■ **WORK REQUEST**
Can you give all the records again without altering a single character?

Page and application data records

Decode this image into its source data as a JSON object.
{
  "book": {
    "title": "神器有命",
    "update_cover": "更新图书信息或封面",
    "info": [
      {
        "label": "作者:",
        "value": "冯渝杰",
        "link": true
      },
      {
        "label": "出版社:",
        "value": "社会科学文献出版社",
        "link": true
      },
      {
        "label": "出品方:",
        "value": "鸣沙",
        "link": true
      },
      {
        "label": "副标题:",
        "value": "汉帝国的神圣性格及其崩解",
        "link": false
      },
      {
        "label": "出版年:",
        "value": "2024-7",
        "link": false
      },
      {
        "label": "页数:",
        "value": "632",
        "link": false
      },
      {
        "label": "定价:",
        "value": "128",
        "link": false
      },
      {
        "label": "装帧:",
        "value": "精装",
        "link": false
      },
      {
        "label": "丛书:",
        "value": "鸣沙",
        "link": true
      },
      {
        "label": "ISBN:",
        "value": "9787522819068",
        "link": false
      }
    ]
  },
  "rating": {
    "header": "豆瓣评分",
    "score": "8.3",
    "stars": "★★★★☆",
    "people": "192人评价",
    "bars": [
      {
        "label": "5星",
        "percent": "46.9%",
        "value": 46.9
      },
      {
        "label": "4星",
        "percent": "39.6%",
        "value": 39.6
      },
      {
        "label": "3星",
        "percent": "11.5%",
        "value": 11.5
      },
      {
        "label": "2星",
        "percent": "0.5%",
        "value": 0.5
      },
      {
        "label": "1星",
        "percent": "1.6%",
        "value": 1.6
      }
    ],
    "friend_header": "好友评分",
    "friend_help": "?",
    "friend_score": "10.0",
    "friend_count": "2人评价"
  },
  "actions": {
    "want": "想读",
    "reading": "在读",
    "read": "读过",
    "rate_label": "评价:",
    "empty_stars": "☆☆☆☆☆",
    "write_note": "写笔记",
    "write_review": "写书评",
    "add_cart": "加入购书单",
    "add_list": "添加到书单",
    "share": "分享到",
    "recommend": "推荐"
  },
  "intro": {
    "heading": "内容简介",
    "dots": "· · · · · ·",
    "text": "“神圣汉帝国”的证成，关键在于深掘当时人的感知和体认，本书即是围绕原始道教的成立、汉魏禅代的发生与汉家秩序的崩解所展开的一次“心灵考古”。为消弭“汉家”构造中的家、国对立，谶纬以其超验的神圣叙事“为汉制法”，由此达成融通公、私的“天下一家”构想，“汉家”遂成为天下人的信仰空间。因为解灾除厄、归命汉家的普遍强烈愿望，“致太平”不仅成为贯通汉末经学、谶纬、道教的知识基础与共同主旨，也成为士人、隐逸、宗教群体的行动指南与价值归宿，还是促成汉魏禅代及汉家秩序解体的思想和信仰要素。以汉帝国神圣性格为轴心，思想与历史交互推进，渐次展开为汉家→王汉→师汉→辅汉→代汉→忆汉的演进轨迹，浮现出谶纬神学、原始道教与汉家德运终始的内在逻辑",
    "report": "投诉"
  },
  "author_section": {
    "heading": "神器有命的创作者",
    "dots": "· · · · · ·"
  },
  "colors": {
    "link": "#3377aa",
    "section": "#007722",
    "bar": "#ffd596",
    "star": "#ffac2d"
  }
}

■ **OUTPUT OF THE EXERCISE**
Decode this image into its source data as a JSON object.
{
  "book": {
    "title": "神器有命",
    "update_cover": "更新图书信息或封面",
    "info": [
      {
        "label": "作者:",
        "value": "冯渝杰",
        "link": true
      },
      {
        "label": "出版社:",
        "value": "社会科学文献出版社",
        "link": true
      },
      {
        "label": "出品方:",
        "value": "鸣沙",
        "link": true
      },
      {
        "label": "副标题:",
        "value": "汉帝国的神圣性格及其崩解",
        "link": false
      },
      {
        "label": "出版年:",
        "value": "2024-7",
        "link": false
      },
      {
        "label": "页数:",
        "value": "632",
        "link": false
      },
      {
        "label": "定价:",
        "value": "128",
        "link": false
      },
      {
        "label": "装帧:",
        "value": "精装",
        "link": false
      },
      {
        "label": "丛书:",
        "value": "鸣沙",
        "link": true
      },
      {
        "label": "ISBN:",
        "value": "9787522819068",
        "link": false
      }
    ]
  },
  "rating": {
    "header": "豆瓣评分",
    "score": "8.3",
    "stars": "★★★★☆",
    "people": "192人评价",
    "bars": [
      {
        "label": "5星",
        "percent": "46.9%",
        "value": 46.9
      },
      {
        "label": "4星",
        "percent": "39.6%",
        "value": 39.6
      },
      {
        "label": "3星",
        "percent": "11.5%",
        "value": 11.5
      },
      {
        "label": "2星",
        "percent": "0.5%",
        "value": 0.5
      },
      {
        "label": "1星",
        "percent": "1.6%",
        "value": 1.6
      }
    ],
    "friend_header": "好友评分",
    "friend_help": "?",
    "friend_score": "10.0",
    "friend_count": "2人评价"
  },
  "actions": {
    "want": "想读",
    "reading": "在读",
    "read": "读过",
    "rate_label": "评价:",
    "empty_stars": "☆☆☆☆☆",
    "write_note": "写笔记",
    "write_review": "写书评",
    "add_cart": "加入购书单",
    "add_list": "添加到书单",
    "share": "分享到",
    "recommend": "推荐"
  },
  "intro": {
    "heading": "内容简介",
    "dots": "· · · · · ·",
    "text": "“神圣汉帝国”的证成，关键在于深掘当时人的感知和体认，本书即是围绕原始道教的成立、汉魏禅代的发生与汉家秩序的崩解所展开的一次“心灵考古”。为消弭“汉家”构造中的家、国对立，谶纬以其超验的神圣叙事“为汉制法”，由此达成融通公、私的“天下一家”构想，“汉家”遂成为天下人的信仰空间。因为解灾除厄、归命汉家的普遍强烈愿望，“致太平”不仅成为贯通汉末经学、谶纬、道教的知识基础与共同主旨，也成为士人、隐逸、宗教群体的行动指南与价值归宿，还是促成汉魏禅代及汉家秩序解体的思想和信仰要素。以汉帝国神圣性格为轴心，思想与历史交互推进，渐次展开为汉家→王汉→师汉→辅汉→代汉→忆汉的演进轨迹，浮现出谶纬神学、原始道教与汉家德运终始的内在逻辑",
    "report": "投诉"
  },
  "author_section": {
    "heading": "神器有命的创作者",
    "dots": "· · · · · ·"
  },
  "colors": {
    "link": "#3377aa",
    "section": "#007722",
    "bar": "#ffd596",
    "star": "#ffac2d"
  }
}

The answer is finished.